Copy each line below as written, but skip the pictures.

[[ DATA open ]]

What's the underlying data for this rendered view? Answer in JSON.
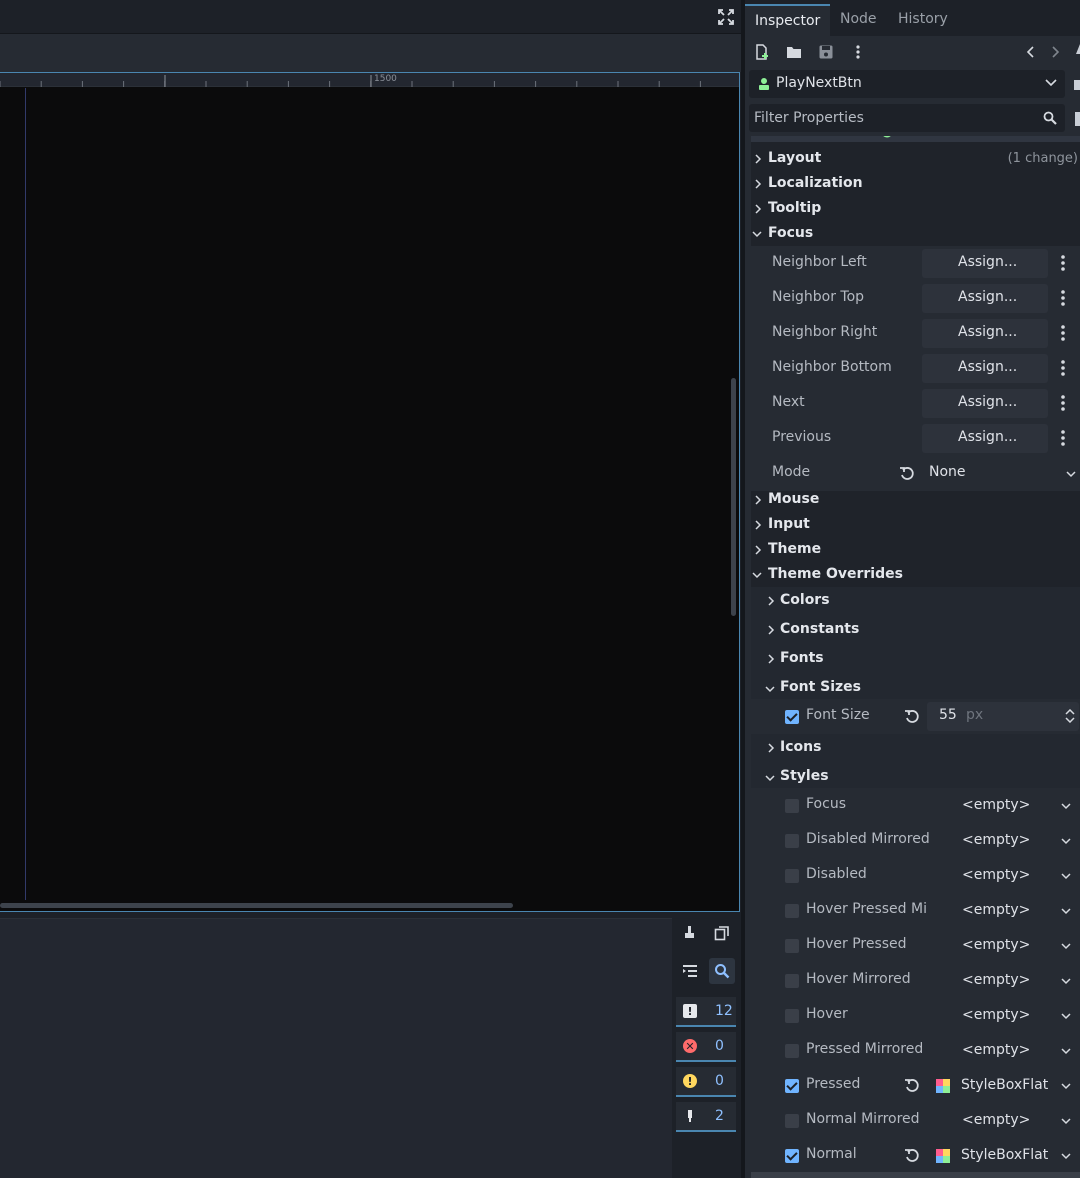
{
  "inspector": {
    "tabs": [
      "Inspector",
      "Node",
      "History"
    ],
    "node_name": "PlayNextBtn",
    "filter_placeholder": "Filter Properties",
    "categories": {
      "layout": "Layout",
      "layout_note": "(1 change)",
      "localization": "Localization",
      "tooltip": "Tooltip",
      "focus": "Focus",
      "mouse": "Mouse",
      "input": "Input",
      "theme": "Theme",
      "theme_overrides": "Theme Overrides"
    },
    "focus_props": [
      {
        "label": "Neighbor Left",
        "value": "Assign..."
      },
      {
        "label": "Neighbor Top",
        "value": "Assign..."
      },
      {
        "label": "Neighbor Right",
        "value": "Assign..."
      },
      {
        "label": "Neighbor Bottom",
        "value": "Assign..."
      },
      {
        "label": "Next",
        "value": "Assign..."
      },
      {
        "label": "Previous",
        "value": "Assign..."
      }
    ],
    "mode": {
      "label": "Mode",
      "value": "None"
    },
    "overrides": {
      "colors": "Colors",
      "constants": "Constants",
      "fonts": "Fonts",
      "font_sizes": "Font Sizes",
      "font_size": {
        "label": "Font Size",
        "value": "55",
        "unit": "px"
      },
      "icons": "Icons",
      "styles": "Styles"
    },
    "styles": [
      {
        "label": "Focus",
        "value": "<empty>",
        "checked": false
      },
      {
        "label": "Disabled Mirrored",
        "value": "<empty>",
        "checked": false
      },
      {
        "label": "Disabled",
        "value": "<empty>",
        "checked": false
      },
      {
        "label": "Hover Pressed Mi",
        "value": "<empty>",
        "checked": false
      },
      {
        "label": "Hover Pressed",
        "value": "<empty>",
        "checked": false
      },
      {
        "label": "Hover Mirrored",
        "value": "<empty>",
        "checked": false
      },
      {
        "label": "Hover",
        "value": "<empty>",
        "checked": false
      },
      {
        "label": "Pressed Mirrored",
        "value": "<empty>",
        "checked": false
      },
      {
        "label": "Pressed",
        "value": "StyleBoxFlat",
        "checked": true
      },
      {
        "label": "Normal Mirrored",
        "value": "<empty>",
        "checked": false
      },
      {
        "label": "Normal",
        "value": "StyleBoxFlat",
        "checked": true
      }
    ]
  },
  "viewport": {
    "ruler_label": "1500"
  },
  "output": {
    "counters": {
      "messages": "12",
      "errors": "0",
      "warnings": "0",
      "editor": "2"
    }
  },
  "colors": {
    "accent": "#4a86b0",
    "checkbox_on": "#70b4ff",
    "error": "#ff6b6b",
    "warning": "#ffd75e"
  }
}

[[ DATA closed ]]

RESPONSE TO THIS EXERCISE:
What's the underlying data for this rendered view? Answer in JSON.
{
  "inspector": {
    "tabs": [
      "Inspector",
      "Node",
      "History"
    ],
    "node_name": "PlayNextBtn",
    "filter_placeholder": "Filter Properties",
    "categories": {
      "layout": "Layout",
      "layout_note": "(1 change)",
      "localization": "Localization",
      "tooltip": "Tooltip",
      "focus": "Focus",
      "mouse": "Mouse",
      "input": "Input",
      "theme": "Theme",
      "theme_overrides": "Theme Overrides"
    },
    "focus_props": [
      {
        "label": "Neighbor Left",
        "value": "Assign..."
      },
      {
        "label": "Neighbor Top",
        "value": "Assign..."
      },
      {
        "label": "Neighbor Right",
        "value": "Assign..."
      },
      {
        "label": "Neighbor Bottom",
        "value": "Assign..."
      },
      {
        "label": "Next",
        "value": "Assign..."
      },
      {
        "label": "Previous",
        "value": "Assign..."
      }
    ],
    "mode": {
      "label": "Mode",
      "value": "None"
    },
    "overrides": {
      "colors": "Colors",
      "constants": "Constants",
      "fonts": "Fonts",
      "font_sizes": "Font Sizes",
      "font_size": {
        "label": "Font Size",
        "value": "55",
        "unit": "px"
      },
      "icons": "Icons",
      "styles": "Styles"
    },
    "styles": [
      {
        "label": "Focus",
        "value": "<empty>",
        "checked": false
      },
      {
        "label": "Disabled Mirrored",
        "value": "<empty>",
        "checked": false
      },
      {
        "label": "Disabled",
        "value": "<empty>",
        "checked": false
      },
      {
        "label": "Hover Pressed Mi",
        "value": "<empty>",
        "checked": false
      },
      {
        "label": "Hover Pressed",
        "value": "<empty>",
        "checked": false
      },
      {
        "label": "Hover Mirrored",
        "value": "<empty>",
        "checked": false
      },
      {
        "label": "Hover",
        "value": "<empty>",
        "checked": false
      },
      {
        "label": "Pressed Mirrored",
        "value": "<empty>",
        "checked": false
      },
      {
        "label": "Pressed",
        "value": "StyleBoxFlat",
        "checked": true
      },
      {
        "label": "Normal Mirrored",
        "value": "<empty>",
        "checked": false
      },
      {
        "label": "Normal",
        "value": "StyleBoxFlat",
        "checked": true
      }
    ]
  },
  "viewport": {
    "ruler_label": "1500"
  },
  "output": {
    "counters": {
      "messages": "12",
      "errors": "0",
      "warnings": "0",
      "editor": "2"
    }
  },
  "colors": {
    "accent": "#4a86b0",
    "checkbox_on": "#70b4ff",
    "error": "#ff6b6b",
    "warning": "#ffd75e"
  }
}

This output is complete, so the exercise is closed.